------ Provided entries

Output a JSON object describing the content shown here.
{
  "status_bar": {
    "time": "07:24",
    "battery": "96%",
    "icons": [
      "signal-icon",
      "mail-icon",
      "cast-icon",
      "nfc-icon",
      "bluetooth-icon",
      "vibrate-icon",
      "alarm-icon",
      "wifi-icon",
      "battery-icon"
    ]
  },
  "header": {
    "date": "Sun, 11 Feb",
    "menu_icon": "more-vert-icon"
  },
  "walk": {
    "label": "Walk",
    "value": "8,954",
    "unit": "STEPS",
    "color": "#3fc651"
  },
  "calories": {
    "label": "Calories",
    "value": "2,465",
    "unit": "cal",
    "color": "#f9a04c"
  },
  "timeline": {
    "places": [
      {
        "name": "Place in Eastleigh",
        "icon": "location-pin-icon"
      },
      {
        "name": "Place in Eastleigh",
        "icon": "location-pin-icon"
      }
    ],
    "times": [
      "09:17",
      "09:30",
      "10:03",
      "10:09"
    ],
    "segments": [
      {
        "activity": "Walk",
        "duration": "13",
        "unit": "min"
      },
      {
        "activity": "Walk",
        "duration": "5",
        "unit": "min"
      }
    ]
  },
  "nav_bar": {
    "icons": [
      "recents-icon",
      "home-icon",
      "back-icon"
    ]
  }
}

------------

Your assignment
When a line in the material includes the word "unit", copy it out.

Output below
    "unit": "STEPS",
    "unit": "cal",
        "unit": "min"
        "unit": "min"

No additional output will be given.